**Task brief**. Lines in the entries below where the word "screenshot" shows up should each be copied.

Material for this exercise: Begin

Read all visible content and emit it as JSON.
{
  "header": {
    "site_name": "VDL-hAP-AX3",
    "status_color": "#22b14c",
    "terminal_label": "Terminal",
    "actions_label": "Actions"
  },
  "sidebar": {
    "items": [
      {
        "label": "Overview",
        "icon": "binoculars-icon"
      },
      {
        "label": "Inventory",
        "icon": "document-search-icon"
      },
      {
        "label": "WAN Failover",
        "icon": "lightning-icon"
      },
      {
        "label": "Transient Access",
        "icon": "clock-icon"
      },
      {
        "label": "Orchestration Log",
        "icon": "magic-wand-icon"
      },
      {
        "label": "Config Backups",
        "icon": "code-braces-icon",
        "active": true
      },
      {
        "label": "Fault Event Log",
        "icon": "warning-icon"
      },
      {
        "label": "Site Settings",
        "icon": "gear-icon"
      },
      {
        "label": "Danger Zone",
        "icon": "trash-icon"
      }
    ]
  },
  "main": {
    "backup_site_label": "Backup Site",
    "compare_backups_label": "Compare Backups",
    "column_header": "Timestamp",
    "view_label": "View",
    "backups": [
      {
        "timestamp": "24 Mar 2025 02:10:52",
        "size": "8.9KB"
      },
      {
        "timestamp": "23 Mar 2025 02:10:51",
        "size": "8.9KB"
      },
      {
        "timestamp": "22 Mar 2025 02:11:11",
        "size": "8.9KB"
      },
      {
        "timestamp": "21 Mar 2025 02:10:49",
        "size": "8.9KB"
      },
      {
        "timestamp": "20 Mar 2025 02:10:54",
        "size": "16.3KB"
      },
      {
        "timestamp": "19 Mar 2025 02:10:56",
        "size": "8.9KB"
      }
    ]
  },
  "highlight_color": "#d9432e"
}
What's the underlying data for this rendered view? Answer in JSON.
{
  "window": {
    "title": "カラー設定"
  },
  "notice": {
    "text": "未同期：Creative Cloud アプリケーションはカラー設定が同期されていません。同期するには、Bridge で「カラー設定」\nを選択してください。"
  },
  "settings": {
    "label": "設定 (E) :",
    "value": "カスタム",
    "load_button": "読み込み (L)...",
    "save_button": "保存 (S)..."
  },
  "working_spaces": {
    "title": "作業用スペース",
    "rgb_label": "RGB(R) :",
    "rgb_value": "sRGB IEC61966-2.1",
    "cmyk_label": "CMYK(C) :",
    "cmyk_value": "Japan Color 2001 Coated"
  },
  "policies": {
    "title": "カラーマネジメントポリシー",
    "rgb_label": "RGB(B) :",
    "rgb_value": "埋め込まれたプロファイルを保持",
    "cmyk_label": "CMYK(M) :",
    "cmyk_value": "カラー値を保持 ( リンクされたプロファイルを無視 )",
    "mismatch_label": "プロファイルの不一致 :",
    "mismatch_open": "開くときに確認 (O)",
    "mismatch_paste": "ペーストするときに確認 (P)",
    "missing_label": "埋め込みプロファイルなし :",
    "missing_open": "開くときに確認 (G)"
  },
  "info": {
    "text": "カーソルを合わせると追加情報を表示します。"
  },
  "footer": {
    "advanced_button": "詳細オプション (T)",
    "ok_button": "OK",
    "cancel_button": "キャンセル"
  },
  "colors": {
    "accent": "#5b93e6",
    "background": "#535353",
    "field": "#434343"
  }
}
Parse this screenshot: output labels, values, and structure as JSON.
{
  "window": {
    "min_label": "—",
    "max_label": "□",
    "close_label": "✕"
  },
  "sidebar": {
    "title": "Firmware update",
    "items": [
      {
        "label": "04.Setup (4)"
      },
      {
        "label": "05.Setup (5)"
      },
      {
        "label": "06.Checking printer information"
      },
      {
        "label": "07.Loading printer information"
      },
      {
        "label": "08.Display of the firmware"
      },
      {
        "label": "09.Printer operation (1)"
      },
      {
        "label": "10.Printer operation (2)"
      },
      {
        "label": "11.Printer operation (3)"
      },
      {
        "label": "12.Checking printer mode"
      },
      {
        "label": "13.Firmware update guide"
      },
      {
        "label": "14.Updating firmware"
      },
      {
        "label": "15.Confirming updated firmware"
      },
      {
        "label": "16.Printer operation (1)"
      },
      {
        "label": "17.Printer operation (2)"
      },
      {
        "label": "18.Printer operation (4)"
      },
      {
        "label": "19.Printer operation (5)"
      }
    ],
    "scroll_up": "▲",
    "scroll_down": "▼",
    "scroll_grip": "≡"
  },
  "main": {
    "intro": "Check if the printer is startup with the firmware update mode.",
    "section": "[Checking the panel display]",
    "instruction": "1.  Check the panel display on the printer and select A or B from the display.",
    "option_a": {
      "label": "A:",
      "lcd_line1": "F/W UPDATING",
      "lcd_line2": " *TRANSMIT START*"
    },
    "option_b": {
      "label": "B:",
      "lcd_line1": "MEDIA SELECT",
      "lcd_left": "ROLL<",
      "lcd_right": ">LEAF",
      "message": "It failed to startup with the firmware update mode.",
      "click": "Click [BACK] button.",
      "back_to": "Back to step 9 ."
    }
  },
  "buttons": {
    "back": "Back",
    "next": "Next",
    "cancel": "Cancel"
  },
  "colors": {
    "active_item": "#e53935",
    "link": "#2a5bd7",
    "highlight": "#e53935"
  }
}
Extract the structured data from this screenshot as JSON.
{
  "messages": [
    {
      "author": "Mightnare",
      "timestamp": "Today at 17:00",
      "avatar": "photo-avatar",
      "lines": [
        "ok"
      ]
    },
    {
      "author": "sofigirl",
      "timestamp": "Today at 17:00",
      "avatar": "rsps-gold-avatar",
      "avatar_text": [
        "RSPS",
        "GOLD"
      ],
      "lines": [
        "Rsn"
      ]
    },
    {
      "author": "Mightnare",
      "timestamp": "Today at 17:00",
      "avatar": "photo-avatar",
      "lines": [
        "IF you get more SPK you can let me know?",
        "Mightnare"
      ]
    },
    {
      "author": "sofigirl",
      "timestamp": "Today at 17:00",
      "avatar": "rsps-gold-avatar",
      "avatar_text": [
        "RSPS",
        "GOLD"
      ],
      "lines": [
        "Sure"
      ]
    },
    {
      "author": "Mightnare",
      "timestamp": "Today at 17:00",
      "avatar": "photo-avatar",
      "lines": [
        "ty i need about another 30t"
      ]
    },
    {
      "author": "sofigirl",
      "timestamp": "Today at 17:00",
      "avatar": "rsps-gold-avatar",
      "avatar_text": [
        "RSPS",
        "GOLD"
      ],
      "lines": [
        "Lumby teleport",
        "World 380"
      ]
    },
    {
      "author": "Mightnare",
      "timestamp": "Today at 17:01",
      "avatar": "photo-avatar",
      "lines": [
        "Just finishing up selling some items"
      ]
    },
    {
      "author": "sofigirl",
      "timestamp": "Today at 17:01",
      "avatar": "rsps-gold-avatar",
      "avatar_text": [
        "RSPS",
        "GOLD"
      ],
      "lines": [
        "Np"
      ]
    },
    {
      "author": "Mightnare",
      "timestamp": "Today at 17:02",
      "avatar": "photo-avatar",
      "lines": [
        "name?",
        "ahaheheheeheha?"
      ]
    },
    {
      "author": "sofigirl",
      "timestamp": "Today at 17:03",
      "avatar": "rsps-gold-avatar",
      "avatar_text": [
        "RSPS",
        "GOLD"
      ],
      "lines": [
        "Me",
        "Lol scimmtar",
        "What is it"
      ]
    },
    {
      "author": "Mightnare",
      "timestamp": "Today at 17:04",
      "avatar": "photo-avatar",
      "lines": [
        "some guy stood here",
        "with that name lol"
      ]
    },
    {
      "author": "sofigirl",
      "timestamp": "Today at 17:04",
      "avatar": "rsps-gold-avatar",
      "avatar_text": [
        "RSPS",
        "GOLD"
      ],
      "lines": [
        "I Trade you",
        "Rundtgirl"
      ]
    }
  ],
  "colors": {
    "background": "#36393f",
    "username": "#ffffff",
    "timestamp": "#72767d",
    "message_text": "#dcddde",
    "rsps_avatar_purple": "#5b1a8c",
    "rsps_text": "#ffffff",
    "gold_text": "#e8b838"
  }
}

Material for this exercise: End

**Answer space**.
Parse this screenshot: output labels, values, and structure as JSON.
Extract the structured data from this screenshot as JSON.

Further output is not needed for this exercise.